** Opening EXTRACTED DATA block **
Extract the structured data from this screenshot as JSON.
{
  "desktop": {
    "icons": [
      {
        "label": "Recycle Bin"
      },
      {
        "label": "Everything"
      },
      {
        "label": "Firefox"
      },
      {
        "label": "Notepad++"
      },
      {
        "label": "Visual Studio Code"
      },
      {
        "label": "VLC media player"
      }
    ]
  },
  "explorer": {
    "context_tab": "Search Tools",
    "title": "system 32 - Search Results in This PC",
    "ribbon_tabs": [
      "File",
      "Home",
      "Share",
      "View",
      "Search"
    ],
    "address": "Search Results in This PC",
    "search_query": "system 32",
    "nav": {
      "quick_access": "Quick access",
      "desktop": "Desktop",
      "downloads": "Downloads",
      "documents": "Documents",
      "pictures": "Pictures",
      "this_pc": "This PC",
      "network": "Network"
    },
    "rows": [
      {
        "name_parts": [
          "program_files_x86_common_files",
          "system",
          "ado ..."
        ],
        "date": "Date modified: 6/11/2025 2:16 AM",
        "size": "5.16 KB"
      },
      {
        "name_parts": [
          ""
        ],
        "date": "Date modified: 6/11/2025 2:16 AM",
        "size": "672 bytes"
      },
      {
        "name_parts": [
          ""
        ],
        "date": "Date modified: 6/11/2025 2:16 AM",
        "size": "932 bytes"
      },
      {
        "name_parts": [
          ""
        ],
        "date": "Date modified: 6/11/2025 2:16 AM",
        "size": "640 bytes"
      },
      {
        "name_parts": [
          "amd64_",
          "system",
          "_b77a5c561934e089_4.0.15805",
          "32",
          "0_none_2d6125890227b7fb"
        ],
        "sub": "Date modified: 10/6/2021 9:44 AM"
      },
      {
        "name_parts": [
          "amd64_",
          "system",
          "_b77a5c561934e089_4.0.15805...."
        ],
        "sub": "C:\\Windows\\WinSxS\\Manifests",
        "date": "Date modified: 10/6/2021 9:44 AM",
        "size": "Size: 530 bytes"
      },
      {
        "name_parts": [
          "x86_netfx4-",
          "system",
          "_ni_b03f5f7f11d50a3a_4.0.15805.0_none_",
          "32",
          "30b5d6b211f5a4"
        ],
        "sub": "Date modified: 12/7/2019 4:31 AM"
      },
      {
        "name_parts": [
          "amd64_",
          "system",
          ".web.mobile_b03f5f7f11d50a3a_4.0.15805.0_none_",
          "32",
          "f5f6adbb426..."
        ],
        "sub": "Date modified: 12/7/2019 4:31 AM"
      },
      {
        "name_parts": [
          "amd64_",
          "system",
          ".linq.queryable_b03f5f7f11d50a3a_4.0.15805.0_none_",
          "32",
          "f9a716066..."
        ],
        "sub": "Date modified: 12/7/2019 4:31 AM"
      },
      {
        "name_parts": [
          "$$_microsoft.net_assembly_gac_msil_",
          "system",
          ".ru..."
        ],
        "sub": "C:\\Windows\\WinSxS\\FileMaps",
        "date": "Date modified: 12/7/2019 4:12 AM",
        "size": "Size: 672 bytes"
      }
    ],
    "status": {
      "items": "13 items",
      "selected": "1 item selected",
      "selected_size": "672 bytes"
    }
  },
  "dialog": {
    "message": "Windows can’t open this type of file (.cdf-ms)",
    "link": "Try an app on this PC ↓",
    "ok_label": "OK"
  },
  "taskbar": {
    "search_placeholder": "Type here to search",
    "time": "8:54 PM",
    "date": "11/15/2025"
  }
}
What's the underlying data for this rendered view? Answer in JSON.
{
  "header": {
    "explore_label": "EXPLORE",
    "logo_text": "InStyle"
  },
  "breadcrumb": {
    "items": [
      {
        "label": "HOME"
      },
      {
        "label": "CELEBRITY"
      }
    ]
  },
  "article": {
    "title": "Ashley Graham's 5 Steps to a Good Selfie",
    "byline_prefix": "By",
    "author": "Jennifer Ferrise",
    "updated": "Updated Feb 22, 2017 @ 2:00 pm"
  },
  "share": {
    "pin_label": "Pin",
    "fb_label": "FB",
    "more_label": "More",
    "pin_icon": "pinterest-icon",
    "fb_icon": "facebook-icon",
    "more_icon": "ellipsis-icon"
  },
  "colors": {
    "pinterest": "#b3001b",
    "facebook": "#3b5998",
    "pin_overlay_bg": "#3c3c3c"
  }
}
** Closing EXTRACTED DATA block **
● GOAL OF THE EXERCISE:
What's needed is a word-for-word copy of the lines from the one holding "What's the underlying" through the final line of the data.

● ANSWER TO THE PROBLEM:
What's the underlying data for this rendered view? Answer in JSON.
{
  "header": {
    "explore_label": "EXPLORE",
    "logo_text": "InStyle"
  },
  "breadcrumb": {
    "items": [
      {
        "label": "HOME"
      },
      {
        "label": "CELEBRITY"
      }
    ]
  },
  "article": {
    "title": "Ashley Graham's 5 Steps to a Good Selfie",
    "byline_prefix": "By",
    "author": "Jennifer Ferrise",
    "updated": "Updated Feb 22, 2017 @ 2:00 pm"
  },
  "share": {
    "pin_label": "Pin",
    "fb_label": "FB",
    "more_label": "More",
    "pin_icon": "pinterest-icon",
    "fb_icon": "facebook-icon",
    "more_icon": "ellipsis-icon"
  },
  "colors": {
    "pinterest": "#b3001b",
    "facebook": "#3b5998",
    "pin_overlay_bg": "#3c3c3c"
  }
}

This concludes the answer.